# halting problem

## Primary tabs

Type of Math Object:
Theorem
Major Section:
Reference

## Mathematics Subject Classification

### Decidability

I love decidability proofs. This sentence is false.

### Self reference

I think the proof glosses over the crucial part: How can Break refer to itself within Break's definition?

You need to use Goedel's trick somehow: first construct an algorithm B that stops if and only if its argument, interpreted as an algorithm, won't stop on its own description, and then feed the description of B to B itself.

Akin to the barber (B) who shaves everybody who doesn't shave himself. Ask whether B shaves B and it blows up.

### Re: Self reference

This is true, but in this particular case it's not really a problem to gloss over the fact. Goedel's trick in this context is: find a way to encode an algorithm as a string of data that an algorithm can process. But this is exact what programming languages do. Running "Halt" on the encoded form of "Break" is not a diificult opertaion to visualize.

Of course, for a full proof, you're quite right. But if one is willing to accept that, say, Scheme is Turing-complete (easy to demonstrate: just write a Turing machine simlator) the proof is relatively straightforward.

### Re: Self reference

To elaborate:

The current Break algorithm reads:

Break(x) {
if Halt(Break,x) then
while true do nothing
else
return true
fi
}

modify it to:
Break(x) {
if IsValidCode(x) and Halt(x,x) then
while true do nothing
else
return true
fi
}

This no longer references itself. Let Break be some encoding of the
program Break(x). Consider Break(Break). IsValidCode(Break) is certainly true. Now if Halt(Break,Break) is true then Break(Break) gets stuck in the while loop, so doesn't halt. If Halt(Break,Break) is false, then the if branches to the return true statement and the Break(Break) halts after all. Thus the given program Halt(x,y) is not a solution to the halting problem (since it gives the wrong result for the particular case of Break given above.)

### Re: Self reference

"Running "Halt" on the encoded form of "Break" is not a diificult opertaion to visualize."

True, but programming "Break" in the first place is extremely hard to visualize. After all, the programm "Break" contains within it a representation of the program "Break"! It's not clear how to write something like that in Scheme, for instance.
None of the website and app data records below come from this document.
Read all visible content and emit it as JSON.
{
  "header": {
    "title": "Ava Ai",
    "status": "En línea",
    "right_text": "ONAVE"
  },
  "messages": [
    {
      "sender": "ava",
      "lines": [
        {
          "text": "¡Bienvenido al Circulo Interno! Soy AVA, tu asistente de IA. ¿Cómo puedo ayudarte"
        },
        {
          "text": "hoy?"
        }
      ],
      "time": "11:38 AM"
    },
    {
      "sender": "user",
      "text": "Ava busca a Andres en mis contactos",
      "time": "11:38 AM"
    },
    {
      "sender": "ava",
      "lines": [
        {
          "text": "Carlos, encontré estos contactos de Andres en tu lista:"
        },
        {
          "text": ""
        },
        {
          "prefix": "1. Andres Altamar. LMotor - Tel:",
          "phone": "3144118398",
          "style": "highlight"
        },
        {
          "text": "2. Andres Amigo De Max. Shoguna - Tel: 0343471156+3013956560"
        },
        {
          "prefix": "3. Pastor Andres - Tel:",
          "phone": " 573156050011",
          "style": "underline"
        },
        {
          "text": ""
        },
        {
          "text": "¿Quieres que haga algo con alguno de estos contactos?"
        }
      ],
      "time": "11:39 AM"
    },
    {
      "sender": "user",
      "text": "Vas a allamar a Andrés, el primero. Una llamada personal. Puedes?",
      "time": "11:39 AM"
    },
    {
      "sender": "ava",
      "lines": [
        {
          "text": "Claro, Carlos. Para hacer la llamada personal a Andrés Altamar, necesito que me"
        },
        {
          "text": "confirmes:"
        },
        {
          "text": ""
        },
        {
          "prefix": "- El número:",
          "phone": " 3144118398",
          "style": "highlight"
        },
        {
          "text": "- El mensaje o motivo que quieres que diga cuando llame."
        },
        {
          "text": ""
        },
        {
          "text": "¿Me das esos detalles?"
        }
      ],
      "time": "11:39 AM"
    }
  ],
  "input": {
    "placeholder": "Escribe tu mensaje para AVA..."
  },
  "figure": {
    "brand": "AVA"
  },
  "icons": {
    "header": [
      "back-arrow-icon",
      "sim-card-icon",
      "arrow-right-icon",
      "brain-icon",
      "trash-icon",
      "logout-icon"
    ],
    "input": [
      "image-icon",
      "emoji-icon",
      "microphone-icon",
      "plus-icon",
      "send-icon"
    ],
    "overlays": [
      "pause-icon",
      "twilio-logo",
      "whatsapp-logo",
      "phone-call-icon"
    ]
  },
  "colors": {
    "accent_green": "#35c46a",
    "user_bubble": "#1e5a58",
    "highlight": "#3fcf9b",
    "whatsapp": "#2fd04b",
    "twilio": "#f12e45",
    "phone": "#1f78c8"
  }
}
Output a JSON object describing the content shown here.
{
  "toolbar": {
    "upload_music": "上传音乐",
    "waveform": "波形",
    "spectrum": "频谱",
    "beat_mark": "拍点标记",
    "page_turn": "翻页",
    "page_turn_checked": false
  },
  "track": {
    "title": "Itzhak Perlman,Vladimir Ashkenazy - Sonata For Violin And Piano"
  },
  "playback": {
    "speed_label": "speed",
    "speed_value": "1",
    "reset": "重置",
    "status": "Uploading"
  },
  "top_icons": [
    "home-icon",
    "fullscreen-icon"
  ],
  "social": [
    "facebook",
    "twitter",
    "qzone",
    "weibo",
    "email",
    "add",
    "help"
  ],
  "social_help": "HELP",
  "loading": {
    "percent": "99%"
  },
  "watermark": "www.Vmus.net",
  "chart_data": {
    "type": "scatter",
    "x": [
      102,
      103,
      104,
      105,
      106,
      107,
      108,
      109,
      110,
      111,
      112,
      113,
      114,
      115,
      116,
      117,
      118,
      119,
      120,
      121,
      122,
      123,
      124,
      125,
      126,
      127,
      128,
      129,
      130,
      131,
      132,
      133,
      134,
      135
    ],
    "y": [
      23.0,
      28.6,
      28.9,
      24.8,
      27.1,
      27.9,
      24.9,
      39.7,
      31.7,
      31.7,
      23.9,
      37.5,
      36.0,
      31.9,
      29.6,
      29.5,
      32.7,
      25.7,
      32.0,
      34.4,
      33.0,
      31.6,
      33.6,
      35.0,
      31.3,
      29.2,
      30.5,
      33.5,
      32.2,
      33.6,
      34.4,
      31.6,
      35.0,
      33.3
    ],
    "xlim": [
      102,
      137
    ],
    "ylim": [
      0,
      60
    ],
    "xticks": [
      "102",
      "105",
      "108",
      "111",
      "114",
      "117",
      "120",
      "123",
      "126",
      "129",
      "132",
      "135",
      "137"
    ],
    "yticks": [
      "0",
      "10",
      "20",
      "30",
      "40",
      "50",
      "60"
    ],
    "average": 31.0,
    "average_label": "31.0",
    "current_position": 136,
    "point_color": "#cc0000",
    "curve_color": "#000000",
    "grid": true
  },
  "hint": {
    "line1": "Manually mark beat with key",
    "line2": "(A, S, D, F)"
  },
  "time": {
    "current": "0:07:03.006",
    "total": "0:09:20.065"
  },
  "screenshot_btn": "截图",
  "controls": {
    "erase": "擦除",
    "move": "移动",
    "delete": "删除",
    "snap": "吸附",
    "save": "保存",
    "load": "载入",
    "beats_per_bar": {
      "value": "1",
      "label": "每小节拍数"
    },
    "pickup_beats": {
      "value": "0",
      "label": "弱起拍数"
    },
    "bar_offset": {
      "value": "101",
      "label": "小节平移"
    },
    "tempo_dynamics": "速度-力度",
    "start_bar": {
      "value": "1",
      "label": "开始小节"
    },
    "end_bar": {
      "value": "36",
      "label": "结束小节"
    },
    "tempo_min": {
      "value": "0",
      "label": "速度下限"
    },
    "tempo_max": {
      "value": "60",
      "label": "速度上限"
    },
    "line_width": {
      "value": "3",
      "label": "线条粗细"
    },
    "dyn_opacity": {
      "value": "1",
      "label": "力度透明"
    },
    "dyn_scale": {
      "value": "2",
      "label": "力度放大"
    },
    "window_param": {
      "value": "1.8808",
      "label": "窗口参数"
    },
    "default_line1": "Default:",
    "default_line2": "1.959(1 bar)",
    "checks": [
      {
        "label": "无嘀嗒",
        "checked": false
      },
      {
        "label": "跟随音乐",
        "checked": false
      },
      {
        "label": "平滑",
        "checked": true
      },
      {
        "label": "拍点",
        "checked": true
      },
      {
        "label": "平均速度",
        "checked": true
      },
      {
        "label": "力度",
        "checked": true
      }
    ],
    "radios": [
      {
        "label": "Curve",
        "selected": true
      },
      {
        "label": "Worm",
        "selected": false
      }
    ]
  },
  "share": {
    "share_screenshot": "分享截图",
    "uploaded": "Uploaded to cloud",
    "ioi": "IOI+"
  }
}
Please change Break(x) in the way suggested by John Allsup below.

Break(x) {
if IsValidCode(x) and Halt(x,x) then
while true do nothing
else
return true
fi
}